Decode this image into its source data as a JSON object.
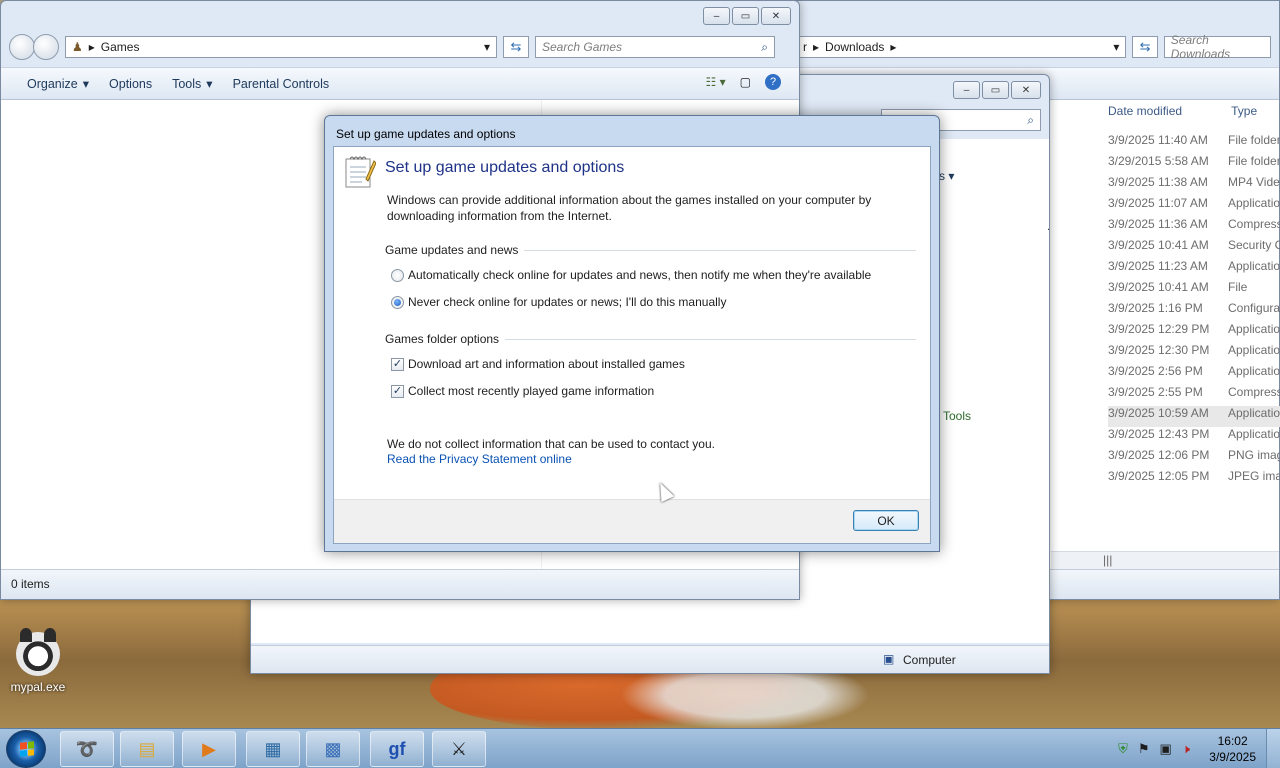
{
  "desktop": {
    "icon_label": "mypal.exe"
  },
  "games_window": {
    "address_segment": "Games",
    "search_placeholder": "Search Games",
    "toolbar": [
      "Organize",
      "Options",
      "Tools",
      "Parental Controls"
    ],
    "status_text": "0 items"
  },
  "downloads_window": {
    "address_partial": "r",
    "address_segment": "Downloads",
    "search_placeholder": "Search Downloads",
    "columns": {
      "date": "Date modified",
      "type": "Type"
    },
    "partial_name_visible": "zip",
    "rows": [
      {
        "date": "3/9/2025 11:40 AM",
        "type": "File folder"
      },
      {
        "date": "3/29/2015 5:58 AM",
        "type": "File folder"
      },
      {
        "date": "3/9/2025 11:38 AM",
        "type": "MP4 Video"
      },
      {
        "date": "3/9/2025 11:07 AM",
        "type": "Application"
      },
      {
        "date": "3/9/2025 11:36 AM",
        "type": "Compressed"
      },
      {
        "date": "3/9/2025 10:41 AM",
        "type": "Security Certificate"
      },
      {
        "date": "3/9/2025 11:23 AM",
        "type": "Application"
      },
      {
        "date": "3/9/2025 10:41 AM",
        "type": "File"
      },
      {
        "date": "3/9/2025 1:16 PM",
        "type": "Configuration"
      },
      {
        "date": "3/9/2025 12:29 PM",
        "type": "Application"
      },
      {
        "date": "3/9/2025 12:30 PM",
        "type": "Application"
      },
      {
        "date": "3/9/2025 2:56 PM",
        "type": "Application"
      },
      {
        "date": "3/9/2025 2:55 PM",
        "type": "Compressed"
      },
      {
        "date": "3/9/2025 10:59 AM",
        "type": "Application"
      },
      {
        "date": "3/9/2025 12:43 PM",
        "type": "Application"
      },
      {
        "date": "3/9/2025 12:06 PM",
        "type": "PNG image"
      },
      {
        "date": "3/9/2025 12:05 PM",
        "type": "JPEG image"
      }
    ]
  },
  "computer_window": {
    "status_label": "Computer",
    "partial_link": "Tools"
  },
  "dialog": {
    "title": "Set up game updates and options",
    "heading": "Set up game updates and options",
    "description": "Windows can provide additional information about the games installed on your computer by downloading information from the Internet.",
    "updates_group": "Game updates and news",
    "radio_auto": "Automatically check online for updates and news, then notify me when they're available",
    "radio_never": "Never check online for updates or news; I'll do this manually",
    "selected_radio": "never",
    "folder_group": "Games folder options",
    "check_art": "Download art and information about installed games",
    "check_art_checked": true,
    "check_recent": "Collect most recently played game information",
    "check_recent_checked": true,
    "privacy_text": "We do not collect information that can be used to contact you.",
    "privacy_link": "Read the Privacy Statement online",
    "ok_label": "OK"
  },
  "taskbar": {
    "time": "16:02",
    "date": "3/9/2025"
  },
  "colors": {
    "link": "#0a52b3",
    "heading": "#1e3287",
    "taskbar": "#9fbcd9"
  }
}
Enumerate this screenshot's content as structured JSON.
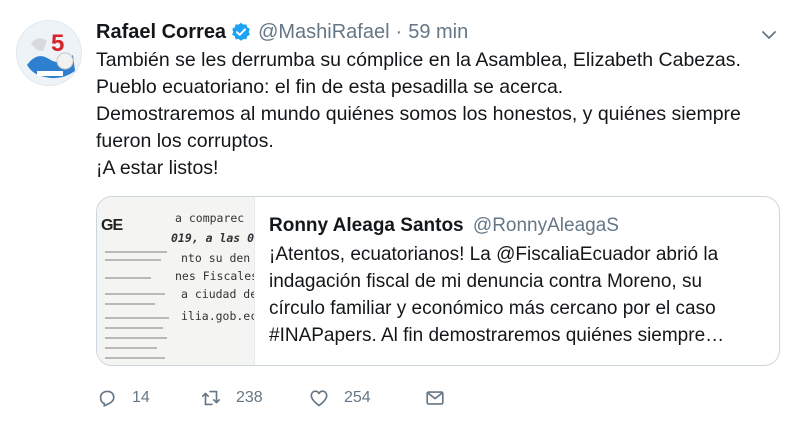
{
  "tweet": {
    "name": "Rafael Correa",
    "handle": "@MashiRafael",
    "separator": "·",
    "time": "59 min",
    "lines": [
      "También se les derrumba su cómplice en la Asamblea, Elizabeth Cabezas.",
      "Pueblo ecuatoriano: el fin de esta pesadilla se acerca.",
      "Demostraremos al mundo quiénes somos los honestos, y quiénes siempre",
      "fueron los corruptos.",
      "¡A estar listos!"
    ]
  },
  "quoted": {
    "name": "Ronny Aleaga Santos",
    "handle": "@RonnyAleagaS",
    "lines": [
      "¡Atentos, ecuatorianos! La @FiscaliaEcuador abrió la",
      "indagación fiscal de mi denuncia contra Moreno, su",
      "círculo familiar y económico más cercano por el caso",
      "#INAPapers. Al fin demostraremos quiénes siempre…"
    ],
    "thumbnail_text": {
      "logo": "GE",
      "l1": "a comparec",
      "l2": "019, a las 0",
      "l3": "nto su den",
      "l4": "nes Fiscales",
      "l5": "a ciudad de",
      "l6": "ilia.gob.ec"
    }
  },
  "actions": {
    "replies": "14",
    "retweets": "238",
    "likes": "254"
  },
  "colors": {
    "text": "#14171a",
    "muted": "#657786",
    "border": "#ccd6dd",
    "verified": "#1da1f2"
  },
  "icons": [
    "verified-badge-icon",
    "chevron-down-icon",
    "reply-icon",
    "retweet-icon",
    "like-icon",
    "direct-message-icon"
  ]
}
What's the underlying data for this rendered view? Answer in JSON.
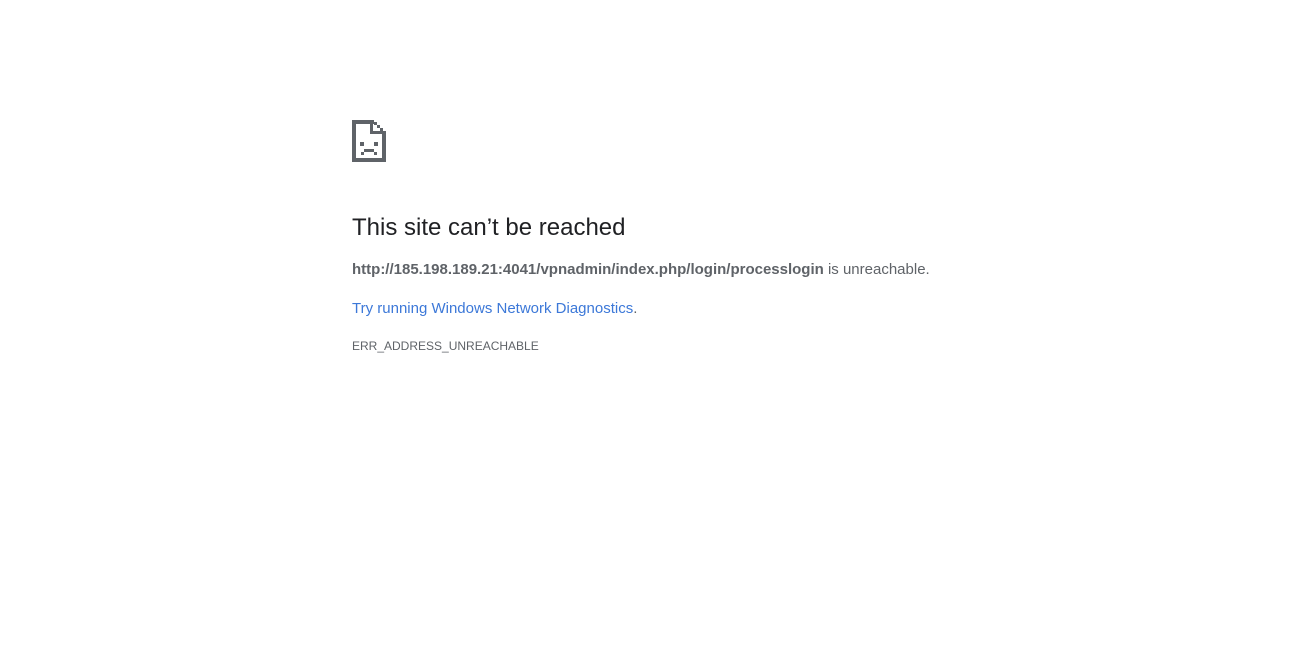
{
  "error_page": {
    "title": "This site can’t be reached",
    "url": "http://185.198.189.21:4041/vpnadmin/index.php/login/processlogin",
    "summary_suffix": " is unreachable.",
    "suggestion_link": "Try running Windows Network Diagnostics",
    "suggestion_suffix": ".",
    "error_code": "ERR_ADDRESS_UNREACHABLE",
    "icon": "sad-page-icon"
  },
  "colors": {
    "heading": "#202124",
    "body_text": "#5f6368",
    "link": "#3c78d8",
    "icon": "#5f6368"
  }
}
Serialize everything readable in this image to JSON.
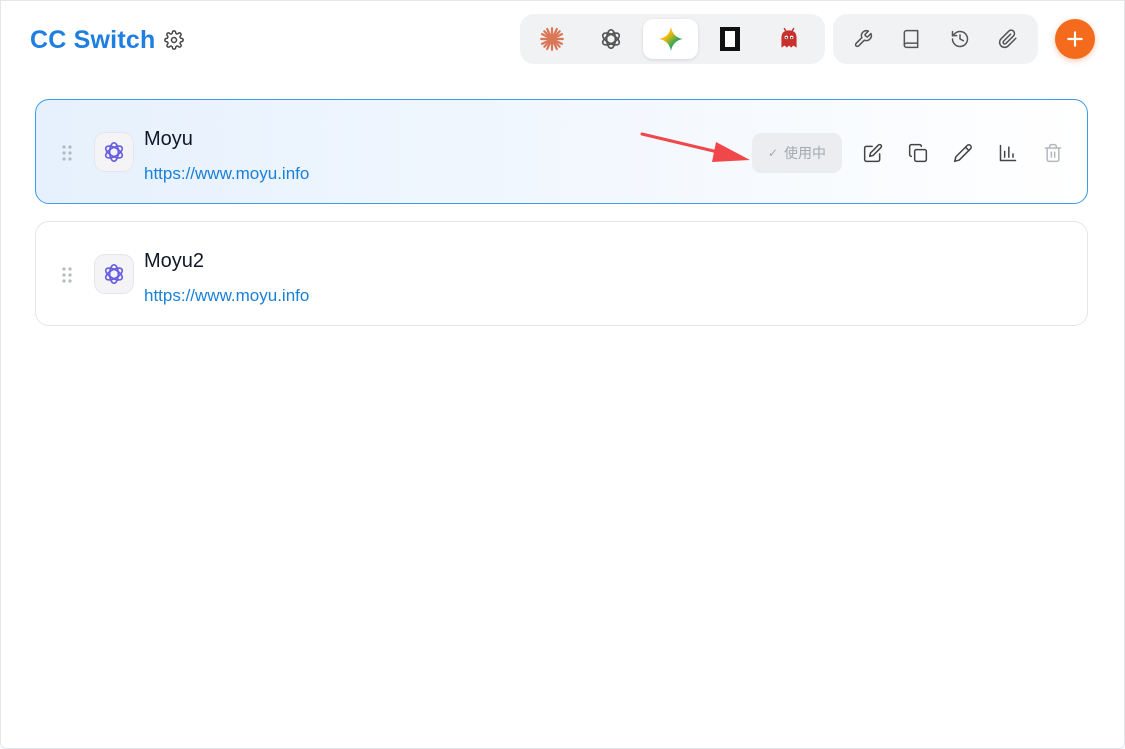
{
  "header": {
    "title": "CC Switch",
    "settings_icon": "gear-icon"
  },
  "app_tabs": [
    {
      "name": "claude",
      "icon": "claude-asterisk-icon",
      "color": "#d97757",
      "active": false
    },
    {
      "name": "codex",
      "icon": "openai-icon",
      "color": "#555555",
      "active": false
    },
    {
      "name": "gemini",
      "icon": "gemini-sparkle-icon",
      "color": "#4285f4",
      "active": true
    },
    {
      "name": "terminal",
      "icon": "terminal-window-icon",
      "color": "#111111",
      "active": false
    },
    {
      "name": "mascot",
      "icon": "red-mascot-icon",
      "color": "#c9302c",
      "active": false
    }
  ],
  "tools": [
    {
      "name": "tools",
      "icon": "wrench-icon"
    },
    {
      "name": "prompts",
      "icon": "book-icon"
    },
    {
      "name": "history",
      "icon": "history-icon"
    },
    {
      "name": "attachments",
      "icon": "paperclip-icon"
    }
  ],
  "add_button": {
    "label": "+",
    "icon": "plus-icon",
    "color": "#f46b1d"
  },
  "providers": [
    {
      "name": "Moyu",
      "url": "https://www.moyu.info",
      "icon": "openai-icon",
      "active": true,
      "status_label": "使用中",
      "actions": [
        "edit-icon",
        "copy-icon",
        "pencil-icon",
        "bar-chart-icon",
        "trash-icon"
      ]
    },
    {
      "name": "Moyu2",
      "url": "https://www.moyu.info",
      "icon": "openai-icon",
      "active": false
    }
  ],
  "colors": {
    "accent": "#1e7fe0",
    "active_border": "#3d9be9",
    "annotation_arrow": "#f0474a"
  }
}
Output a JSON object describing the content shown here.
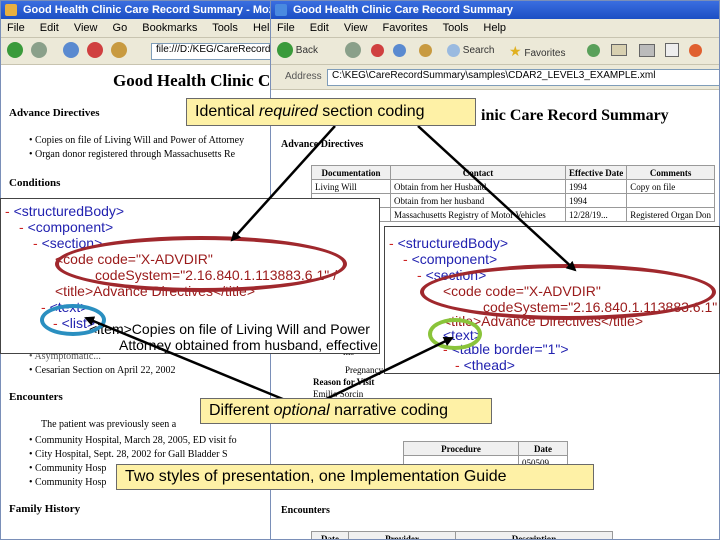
{
  "left_window": {
    "title": "Good Health Clinic Care Record Summary - Mozilla Fir",
    "menu": [
      "File",
      "Edit",
      "View",
      "Go",
      "Bookmarks",
      "Tools",
      "Help"
    ],
    "address": "file:///D:/KEG/CareRecordSum",
    "doc_title": "Good Health Clinic C",
    "advance_directives_heading": "Advance Directives",
    "advance_items": [
      "Copies on file of Living Will and Power of Attorney",
      "Organ donor registered through Massachusetts Re"
    ],
    "conditions_heading": "Conditions",
    "hidden_items": [
      "Asymptomatic...",
      "Cesarian Section on April 22, 2002"
    ],
    "encounters_heading": "Encounters",
    "encounters_intro": "The patient was previously seen a",
    "encounter_items": [
      "Community Hospital, March 28, 2005, ED visit fo",
      "City Hospital, Sept. 28, 2002 for Gall Bladder S",
      "Community Hosp",
      "Community Hosp"
    ],
    "family_history_heading": "Family History"
  },
  "right_window": {
    "title": "File Edit View Favorites Tools Help",
    "title_text": "Good Health Clinic Care Record Summary",
    "menu": [
      "File",
      "Edit",
      "View",
      "Favorites",
      "Tools",
      "Help"
    ],
    "toolbar": {
      "back": "Back",
      "search": "Search",
      "favorites": "Favorites"
    },
    "address_label": "Address",
    "address": "C:\\KEG\\CareRecordSummary\\samples\\CDAR2_LEVEL3_EXAMPLE.xml",
    "doc_title": "inic Care Record Summary",
    "advance_directives_heading": "Advance Directives",
    "table": {
      "headers": [
        "Documentation",
        "Contact",
        "Effective Date",
        "Comments"
      ],
      "rows": [
        [
          "Living Will",
          "Obtain from her Husband",
          "1994",
          "Copy on file"
        ],
        [
          "",
          "Obtain from her husband",
          "1994",
          ""
        ],
        [
          "",
          "Massachusetts Registry of Motor Vehicles",
          "12/28/19...",
          "Registered Organ Don"
        ]
      ]
    },
    "fragments": [
      "lon",
      "itis",
      "Pregnancy",
      "Reason for Visit",
      "Emilio Sorcin"
    ],
    "proc_headers": [
      "Procedure",
      "Date"
    ],
    "proc_value": "050509",
    "encounters_heading": "Encounters",
    "enc_headers": [
      "Date",
      "Provider",
      "Description"
    ]
  },
  "xml_left": {
    "lines": [
      [
        "- ",
        "<structuredBody>"
      ],
      [
        "- ",
        "<component>"
      ],
      [
        "- ",
        "<section>"
      ],
      [
        "",
        "<code code=\"X-ADVDIR\""
      ],
      [
        "",
        "codeSystem=\"2.16.840.1.113883.6.1\" /"
      ],
      [
        "",
        "<title>Advance Directives</title>"
      ],
      [
        "- ",
        "<text>"
      ],
      [
        "- ",
        "<list>"
      ],
      [
        "",
        "<item>Copies on file of Living Will and Power"
      ],
      [
        "",
        "Attorney obtained from husband, effective i"
      ]
    ]
  },
  "xml_right": {
    "lines": [
      [
        "- ",
        "<structuredBody>"
      ],
      [
        "- ",
        "<component>"
      ],
      [
        "- ",
        "<section>"
      ],
      [
        "",
        "<code code=\"X-ADVDIR\""
      ],
      [
        "",
        "codeSystem=\"2.16.840.1.113883.6.1\""
      ],
      [
        "",
        "<title>Advance Directives</title>"
      ],
      [
        "- ",
        "<text>"
      ],
      [
        "- ",
        "<table border=\"1\">"
      ],
      [
        "- ",
        "<thead>"
      ]
    ]
  },
  "callouts": {
    "identical": {
      "pre": "Identical ",
      "em": "required",
      "post": " section coding"
    },
    "different": {
      "pre": "Different ",
      "em": "optional",
      "post": " narrative coding"
    },
    "two_styles": "Two styles of presentation, one Implementation Guide"
  },
  "colors": {
    "oval_red": "#a0282d",
    "oval_blue": "#2a8fc0",
    "oval_green": "#8ac43a",
    "callout_fill": "#fef1a6"
  }
}
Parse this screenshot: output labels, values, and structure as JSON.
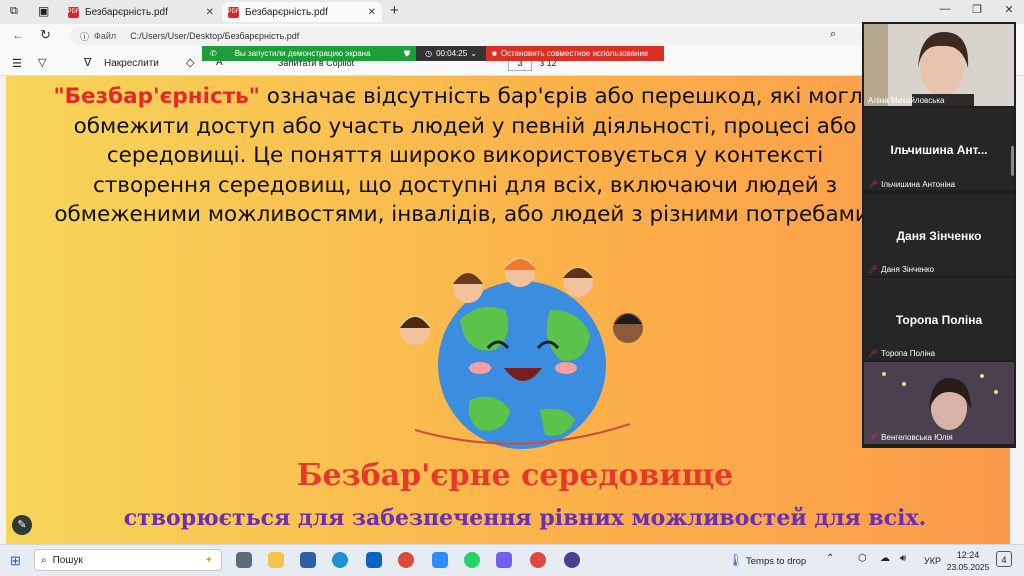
{
  "browser": {
    "tabs": [
      {
        "label": "Безбарєрність.pdf"
      },
      {
        "label": "Безбарєрність.pdf"
      }
    ],
    "new_tab": "+",
    "address": {
      "label": "Файл",
      "url": "C:/Users/User/Desktop/Безбарєрність.pdf"
    }
  },
  "pdf_toolbar": {
    "draw": "Накреслити",
    "copilot": "Запитати в Copilot",
    "page_current": "3",
    "page_total": "з 12",
    "font_button": "A"
  },
  "share_banner": {
    "status": "Вы запустили демонстрацию экрана",
    "timer": "00:04:25",
    "stop": "Остановить совместное использование"
  },
  "slide": {
    "highlight": "\"Безбар'єрність\"",
    "paragraph": " означає відсутність бар'єрів або перешкод, які могли обмежити доступ або участь людей у певній діяльності, процесі або середовищі. Це поняття широко використовується у контексті створення середовищ, що доступні для всіх, включаючи людей з обмеженими можливостями, інвалідів, або людей з різними потребами.",
    "title": "Безбар'єрне середовище",
    "subtitle": "створюється для забезпечення рівних можливостей для всіх."
  },
  "participants": [
    {
      "label": "Аліна Михайловська",
      "video": true
    },
    {
      "name": "Ільчишина  Ант...",
      "label": "Ільчишина Антоніна",
      "video": false
    },
    {
      "name": "Даня Зінченко",
      "label": "Даня Зінченко",
      "video": false
    },
    {
      "name": "Торопа Поліна",
      "label": "Торопа Поліна",
      "video": false
    },
    {
      "label": "Венгеловська Юлія",
      "video": true
    }
  ],
  "taskbar": {
    "search": "Пошук",
    "weather": "Temps to drop",
    "lang": "УКР",
    "time": "12:24",
    "date": "23.05.2025",
    "notif": "4"
  },
  "colors": {
    "highlight": "#e9262a",
    "title": "#e6392c",
    "subtitle": "#6a2fb4",
    "share_green": "#1e9e3a",
    "share_red": "#d93025"
  }
}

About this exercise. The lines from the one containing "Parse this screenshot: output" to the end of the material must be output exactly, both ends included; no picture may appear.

Expected answer.
Parse this screenshot: output labels, values, and structure as JSON.
{
  "browser": {
    "tabs": [
      {
        "label": "Безбарєрність.pdf"
      },
      {
        "label": "Безбарєрність.pdf"
      }
    ],
    "new_tab": "+",
    "address": {
      "label": "Файл",
      "url": "C:/Users/User/Desktop/Безбарєрність.pdf"
    }
  },
  "pdf_toolbar": {
    "draw": "Накреслити",
    "copilot": "Запитати в Copilot",
    "page_current": "3",
    "page_total": "з 12",
    "font_button": "A"
  },
  "share_banner": {
    "status": "Вы запустили демонстрацию экрана",
    "timer": "00:04:25",
    "stop": "Остановить совместное использование"
  },
  "slide": {
    "highlight": "\"Безбар'єрність\"",
    "paragraph": " означає відсутність бар'єрів або перешкод, які могли обмежити доступ або участь людей у певній діяльності, процесі або середовищі. Це поняття широко використовується у контексті створення середовищ, що доступні для всіх, включаючи людей з обмеженими можливостями, інвалідів, або людей з різними потребами.",
    "title": "Безбар'єрне середовище",
    "subtitle": "створюється для забезпечення рівних можливостей для всіх."
  },
  "participants": [
    {
      "label": "Аліна Михайловська",
      "video": true
    },
    {
      "name": "Ільчишина  Ант...",
      "label": "Ільчишина Антоніна",
      "video": false
    },
    {
      "name": "Даня Зінченко",
      "label": "Даня Зінченко",
      "video": false
    },
    {
      "name": "Торопа Поліна",
      "label": "Торопа Поліна",
      "video": false
    },
    {
      "label": "Венгеловська Юлія",
      "video": true
    }
  ],
  "taskbar": {
    "search": "Пошук",
    "weather": "Temps to drop",
    "lang": "УКР",
    "time": "12:24",
    "date": "23.05.2025",
    "notif": "4"
  },
  "colors": {
    "highlight": "#e9262a",
    "title": "#e6392c",
    "subtitle": "#6a2fb4",
    "share_green": "#1e9e3a",
    "share_red": "#d93025"
  }
}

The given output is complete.